Items listed in a dataset:
- - -

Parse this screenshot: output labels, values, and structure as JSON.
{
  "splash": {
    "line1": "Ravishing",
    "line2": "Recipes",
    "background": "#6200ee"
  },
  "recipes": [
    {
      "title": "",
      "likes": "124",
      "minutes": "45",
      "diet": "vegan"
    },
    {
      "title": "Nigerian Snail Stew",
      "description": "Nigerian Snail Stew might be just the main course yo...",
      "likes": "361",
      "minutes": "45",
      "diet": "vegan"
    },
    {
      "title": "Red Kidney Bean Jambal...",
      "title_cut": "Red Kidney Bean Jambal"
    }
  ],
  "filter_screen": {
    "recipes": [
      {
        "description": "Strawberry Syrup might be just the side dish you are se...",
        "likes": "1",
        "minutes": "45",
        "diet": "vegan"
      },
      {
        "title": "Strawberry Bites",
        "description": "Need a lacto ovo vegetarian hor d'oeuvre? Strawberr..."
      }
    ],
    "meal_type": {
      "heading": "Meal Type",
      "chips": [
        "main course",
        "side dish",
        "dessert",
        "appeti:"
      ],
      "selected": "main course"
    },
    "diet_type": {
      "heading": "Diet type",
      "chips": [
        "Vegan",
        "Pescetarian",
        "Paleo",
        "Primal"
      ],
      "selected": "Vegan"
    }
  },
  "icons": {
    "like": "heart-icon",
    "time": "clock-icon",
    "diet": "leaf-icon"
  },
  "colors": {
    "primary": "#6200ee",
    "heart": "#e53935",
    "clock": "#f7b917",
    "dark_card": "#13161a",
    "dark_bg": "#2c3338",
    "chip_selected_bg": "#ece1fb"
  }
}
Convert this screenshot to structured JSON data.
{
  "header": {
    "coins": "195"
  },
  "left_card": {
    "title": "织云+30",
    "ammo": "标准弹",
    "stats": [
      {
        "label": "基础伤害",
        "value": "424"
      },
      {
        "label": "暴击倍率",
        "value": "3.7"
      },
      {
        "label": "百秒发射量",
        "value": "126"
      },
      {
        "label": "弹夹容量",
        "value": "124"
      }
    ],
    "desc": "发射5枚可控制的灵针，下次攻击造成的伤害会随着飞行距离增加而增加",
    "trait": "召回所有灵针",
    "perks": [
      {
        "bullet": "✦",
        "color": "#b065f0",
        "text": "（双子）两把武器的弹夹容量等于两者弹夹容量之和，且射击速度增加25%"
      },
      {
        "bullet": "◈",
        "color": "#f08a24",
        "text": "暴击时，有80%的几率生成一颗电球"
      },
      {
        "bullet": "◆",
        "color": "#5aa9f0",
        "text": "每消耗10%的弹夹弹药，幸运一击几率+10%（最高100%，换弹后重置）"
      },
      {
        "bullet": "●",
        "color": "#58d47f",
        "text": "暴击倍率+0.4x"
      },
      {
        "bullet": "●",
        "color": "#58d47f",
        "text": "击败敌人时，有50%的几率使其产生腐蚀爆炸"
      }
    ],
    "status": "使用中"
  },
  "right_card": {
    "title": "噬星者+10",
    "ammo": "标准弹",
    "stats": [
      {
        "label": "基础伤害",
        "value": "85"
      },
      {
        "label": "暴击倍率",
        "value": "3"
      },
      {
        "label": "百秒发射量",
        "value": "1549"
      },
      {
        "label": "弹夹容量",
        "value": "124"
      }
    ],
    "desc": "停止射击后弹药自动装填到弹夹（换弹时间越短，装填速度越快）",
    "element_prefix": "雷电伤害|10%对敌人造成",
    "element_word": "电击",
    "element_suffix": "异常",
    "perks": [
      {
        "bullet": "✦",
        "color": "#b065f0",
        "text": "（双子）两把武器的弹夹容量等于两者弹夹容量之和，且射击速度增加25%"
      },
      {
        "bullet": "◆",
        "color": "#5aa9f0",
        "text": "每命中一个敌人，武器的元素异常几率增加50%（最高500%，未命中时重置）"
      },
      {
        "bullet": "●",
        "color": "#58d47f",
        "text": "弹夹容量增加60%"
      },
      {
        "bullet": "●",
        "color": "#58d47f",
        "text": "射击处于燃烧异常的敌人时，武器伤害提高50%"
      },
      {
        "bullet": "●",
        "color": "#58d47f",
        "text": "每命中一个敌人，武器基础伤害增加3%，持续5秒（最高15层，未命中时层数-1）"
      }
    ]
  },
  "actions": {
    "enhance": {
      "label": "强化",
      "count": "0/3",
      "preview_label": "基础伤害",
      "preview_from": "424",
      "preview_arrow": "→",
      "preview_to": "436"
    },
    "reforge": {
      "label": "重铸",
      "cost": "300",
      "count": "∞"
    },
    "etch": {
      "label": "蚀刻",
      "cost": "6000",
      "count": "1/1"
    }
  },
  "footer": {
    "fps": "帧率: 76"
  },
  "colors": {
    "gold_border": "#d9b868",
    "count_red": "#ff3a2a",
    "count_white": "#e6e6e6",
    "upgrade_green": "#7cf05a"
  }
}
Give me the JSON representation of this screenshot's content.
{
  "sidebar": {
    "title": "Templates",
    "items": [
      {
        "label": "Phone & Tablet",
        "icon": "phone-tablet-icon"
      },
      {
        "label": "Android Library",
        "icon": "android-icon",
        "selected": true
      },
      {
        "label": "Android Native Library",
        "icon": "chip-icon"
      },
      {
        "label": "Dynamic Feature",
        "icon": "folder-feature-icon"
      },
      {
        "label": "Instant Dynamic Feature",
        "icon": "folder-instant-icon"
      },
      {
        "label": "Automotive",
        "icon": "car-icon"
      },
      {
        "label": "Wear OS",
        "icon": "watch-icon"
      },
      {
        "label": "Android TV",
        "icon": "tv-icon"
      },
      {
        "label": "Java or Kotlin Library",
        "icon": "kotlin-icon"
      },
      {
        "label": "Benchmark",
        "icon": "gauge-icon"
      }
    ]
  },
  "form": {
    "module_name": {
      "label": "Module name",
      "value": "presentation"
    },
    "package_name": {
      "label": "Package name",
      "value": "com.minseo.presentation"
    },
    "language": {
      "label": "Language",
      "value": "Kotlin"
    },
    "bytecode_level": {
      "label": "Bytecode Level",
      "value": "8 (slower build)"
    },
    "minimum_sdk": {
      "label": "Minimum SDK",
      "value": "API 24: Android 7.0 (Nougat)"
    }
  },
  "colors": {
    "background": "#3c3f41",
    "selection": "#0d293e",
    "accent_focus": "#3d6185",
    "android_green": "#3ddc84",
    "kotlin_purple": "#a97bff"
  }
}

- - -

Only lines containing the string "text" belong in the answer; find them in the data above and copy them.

● **Written reply**
        "text": "（双子）两把武器的弹夹容量等于两者弹夹容量之和，且射击速度增加25%"
        "text": "暴击时，有80%的几率生成一颗电球"
        "text": "每消耗10%的弹夹弹药，幸运一击几率+10%（最高100%，换弹后重置）"
        "text": "暴击倍率+0.4x"
        "text": "击败敌人时，有50%的几率使其产生腐蚀爆炸"
        "text": "（双子）两把武器的弹夹容量等于两者弹夹容量之和，且射击速度增加25%"
        "text": "每命中一个敌人，武器的元素异常几率增加50%（最高500%，未命中时重置）"
        "text": "弹夹容量增加60%"
        "text": "射击处于燃烧异常的敌人时，武器伤害提高50%"
        "text": "每命中一个敌人，武器基础伤害增加3%，持续5秒（最高15层，未命中时层数-1）"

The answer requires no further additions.